Be Happy All This New Year


Happiness, unlike money, can’t be banked, so now is the time for living in this new, new year. Ten or twenty cashed-up years at the end of your life won’t compensate you for the thirty to forty-year slog to set yourself up for blissful retirement.

Australians are becoming obsessed with the idea that we should work hard today, and are forced by government to lock away part of our salary until we’re at least sixty years old in order to lead a richer life tomorrow. We spend more and more time at work which has us becoming more anxious and unhappy, with depression rates at record highs.

Australians are willing to pay more for housing than any other people on earth. It’s not because of higher land prices or our building materials are of better quality. It’s because we place less emphasis on day-to-day enjoyment than the rest of the world. We are the only ones silly enough to stretch ourselves to breaking point to have the “security of our own home”. But this is not all bad thinking, most people have this desire.

But it’s a mistake to become fanatical about everything, including home ownership. Leading a happy life requires a fine balance between short-term pleasures and long-term goals. Studies into human wellbeing have divulged the factors that are central to personal happiness. Being involved in active pursuits (as opposed to watching television), close relationships and good health.

Apart from that, not much else matters. This applies to money and material prosperity. Once we are above the poverty line, money only makes a small contribution to our level of happiness. And once we reach the average level of income it makes virtually no difference to our level of contentment.
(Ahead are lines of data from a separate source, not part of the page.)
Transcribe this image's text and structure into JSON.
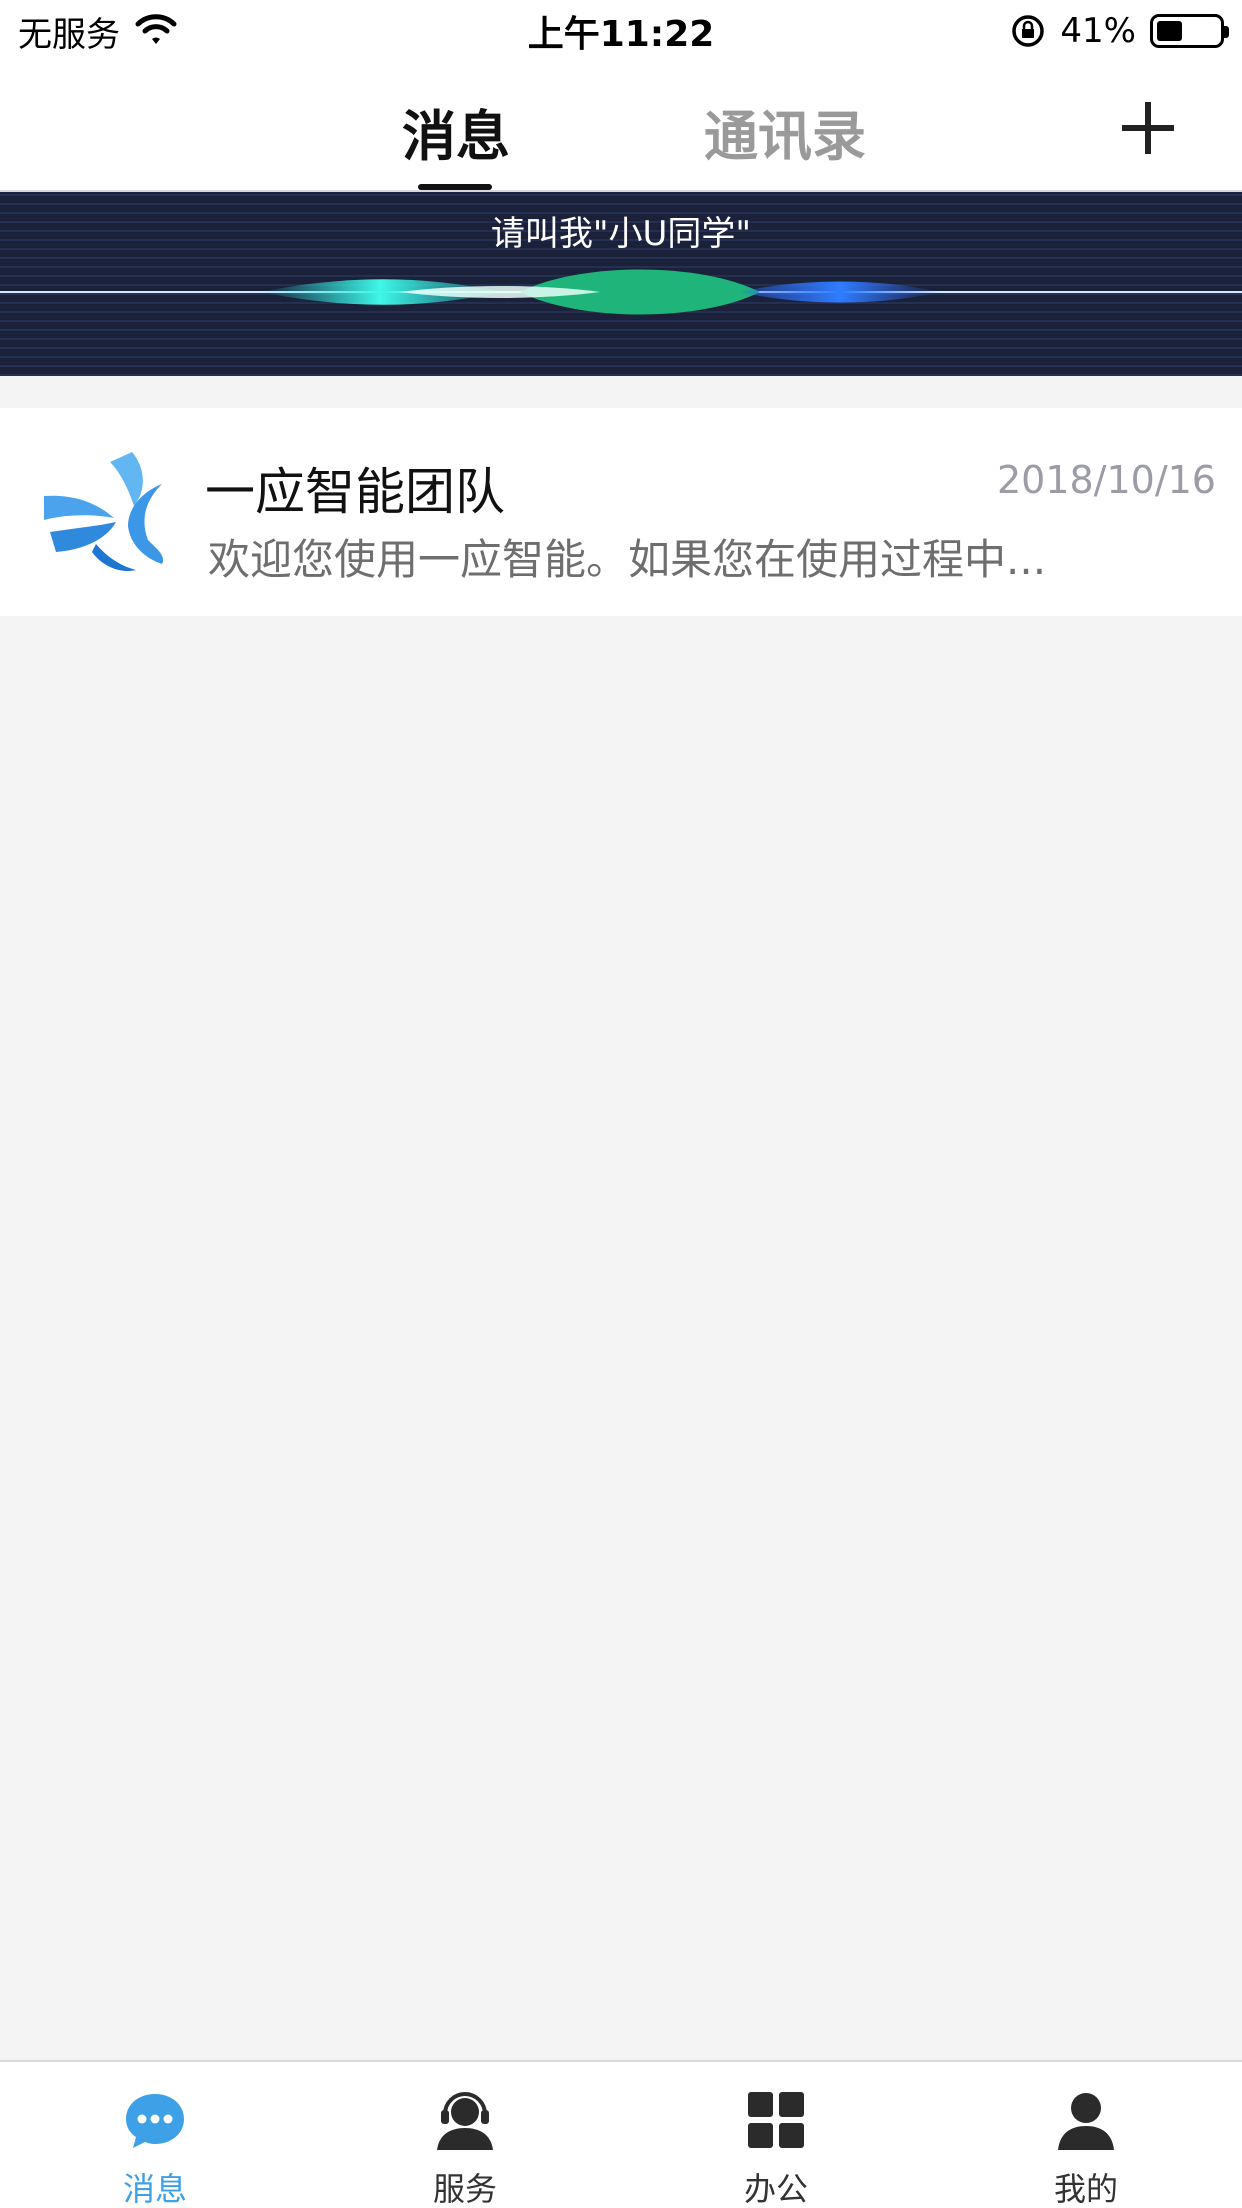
{
  "status_bar": {
    "carrier": "无服务",
    "time": "上午11:22",
    "battery_percent": "41%",
    "battery_level": 0.41
  },
  "header": {
    "tabs": [
      {
        "label": "消息",
        "active": true
      },
      {
        "label": "通讯录",
        "active": false
      }
    ],
    "add_icon": "plus-icon"
  },
  "voice_banner": {
    "prompt": "请叫我\"小U同学\""
  },
  "messages": [
    {
      "name": "一应智能团队",
      "time": "2018/10/16",
      "preview": "欢迎您使用一应智能。如果您在使用过程中...",
      "avatar_icon": "yiying-logo-icon"
    }
  ],
  "tab_bar": {
    "items": [
      {
        "label": "消息",
        "icon": "chat-bubble-icon",
        "active": true
      },
      {
        "label": "服务",
        "icon": "headset-icon",
        "active": false
      },
      {
        "label": "办公",
        "icon": "grid-icon",
        "active": false
      },
      {
        "label": "我的",
        "icon": "person-icon",
        "active": false
      }
    ]
  },
  "colors": {
    "accent": "#3ea0e6",
    "banner_bg": "#1b2138",
    "page_bg": "#f4f4f4"
  }
}
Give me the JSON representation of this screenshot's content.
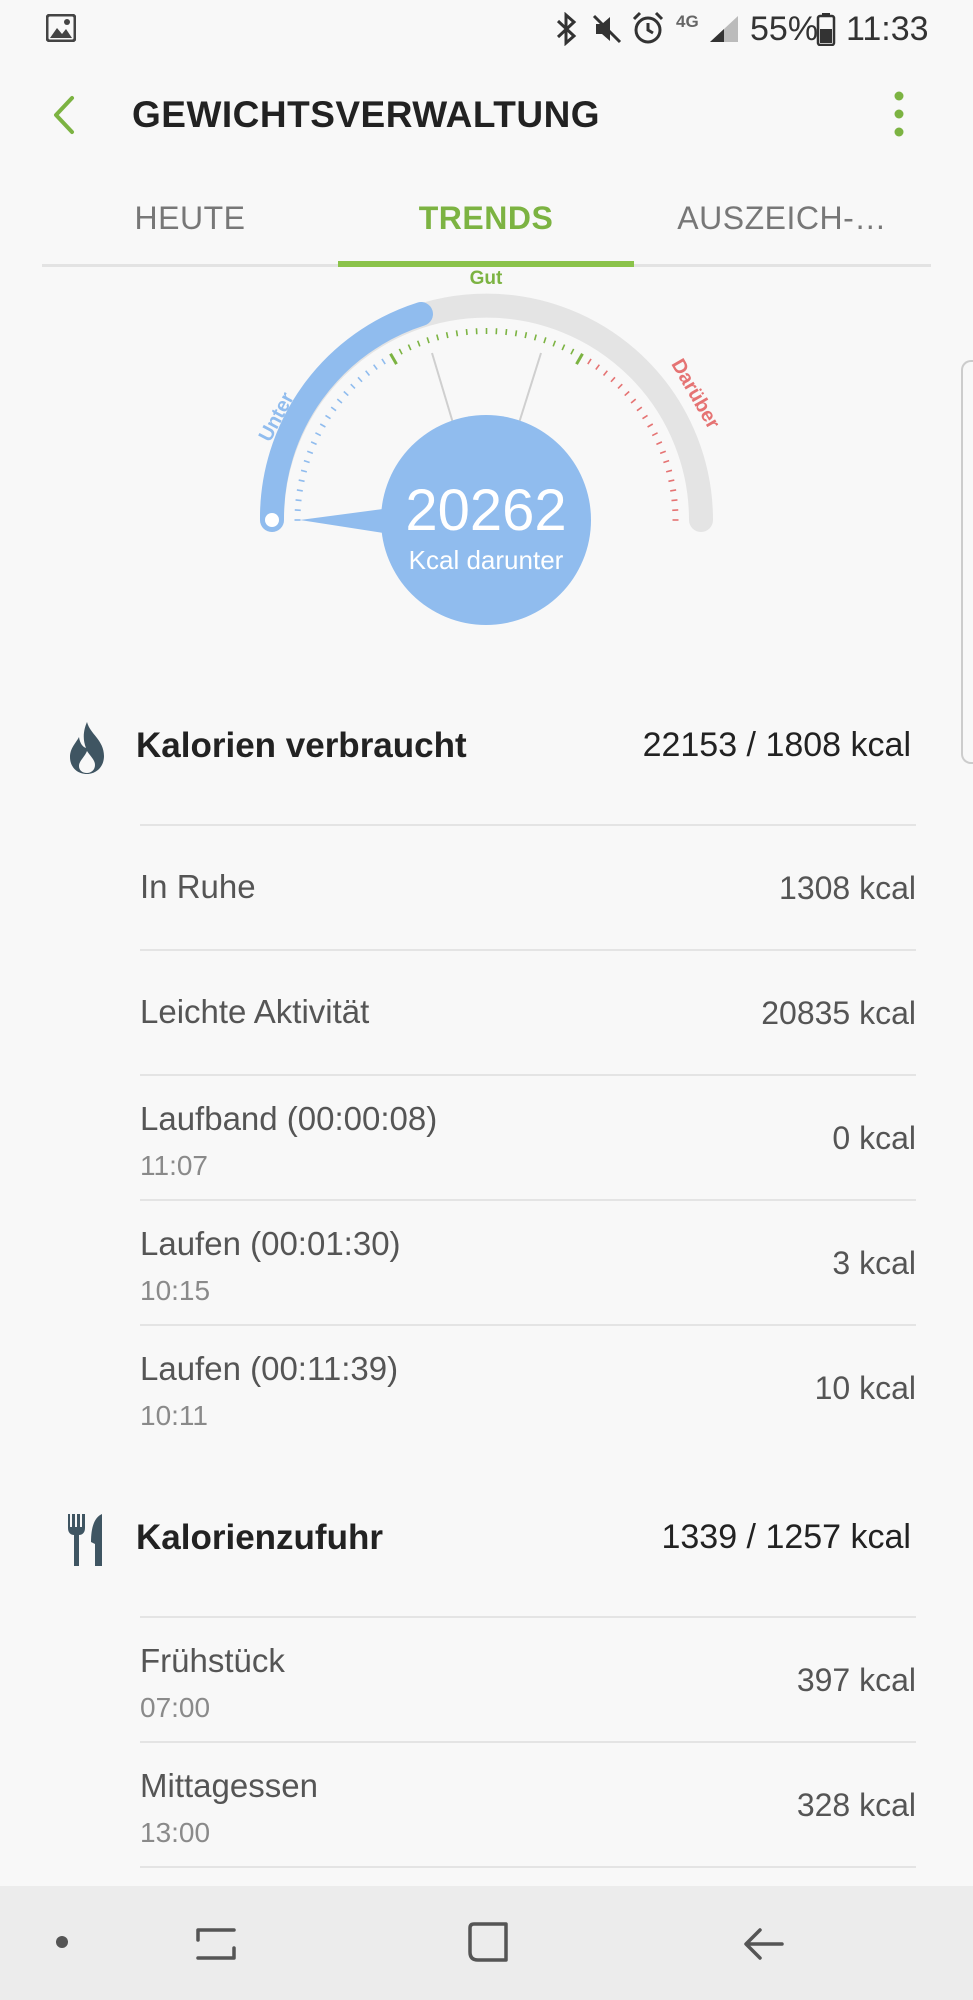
{
  "status_bar": {
    "battery_percent": "55%",
    "time": "11:33",
    "network": "4G",
    "icons": [
      "gallery-notification-icon",
      "bluetooth-icon",
      "mute-icon",
      "alarm-icon",
      "signal-icon",
      "battery-icon"
    ]
  },
  "app_bar": {
    "title": "GEWICHTSVERWALTUNG",
    "back_icon": "chevron-left-icon",
    "menu_icon": "more-vert-icon"
  },
  "tabs": [
    {
      "label": "HEUTE",
      "active": false
    },
    {
      "label": "TRENDS",
      "active": true
    },
    {
      "label": "AUSZEICH-…",
      "active": false
    }
  ],
  "gauge": {
    "label_under": "Unter",
    "label_good": "Gut",
    "label_over": "Darüber",
    "value": "20262",
    "unit_text": "Kcal darunter",
    "colors": {
      "under": "#90bcee",
      "good": "#7cb342",
      "over": "#e57373",
      "track": "#e4e4e4",
      "bubble": "#90bcee"
    }
  },
  "burned": {
    "label": "Kalorien verbraucht",
    "value": "22153 / 1808 kcal",
    "icon": "flame-icon",
    "items": [
      {
        "name": "In Ruhe",
        "time": "",
        "kcal": "1308 kcal"
      },
      {
        "name": "Leichte Aktivität",
        "time": "",
        "kcal": "20835 kcal"
      },
      {
        "name": "Laufband (00:00:08)",
        "time": "11:07",
        "kcal": "0 kcal"
      },
      {
        "name": "Laufen (00:01:30)",
        "time": "10:15",
        "kcal": "3 kcal"
      },
      {
        "name": "Laufen (00:11:39)",
        "time": "10:11",
        "kcal": "10 kcal"
      }
    ]
  },
  "intake": {
    "label": "Kalorienzufuhr",
    "value": "1339 / 1257 kcal",
    "icon": "fork-knife-icon",
    "items": [
      {
        "name": "Frühstück",
        "time": "07:00",
        "kcal": "397 kcal"
      },
      {
        "name": "Mittagessen",
        "time": "13:00",
        "kcal": "328 kcal"
      }
    ]
  },
  "nav_bar": {
    "icons": [
      "dot-icon",
      "recents-icon",
      "home-icon",
      "back-icon"
    ]
  }
}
More “stuff’ doesn’t make us happy. A new car or smart television only satisfies a desire, not your level of happiness. A new car will make you feel good for a few weeks, but in the end it’s a silly investment (tell that to my neighbours) because you had to slog away at your job for twelve months to make the purchase.

Blow your money on activities that incorporate other people and involve active pursuits. Purchase tennis and golf memberships for the family and pets for the children. And don’t stress if you spend too much, because even the worst financial over-indulgence barely registers on the scale of human catastrophes.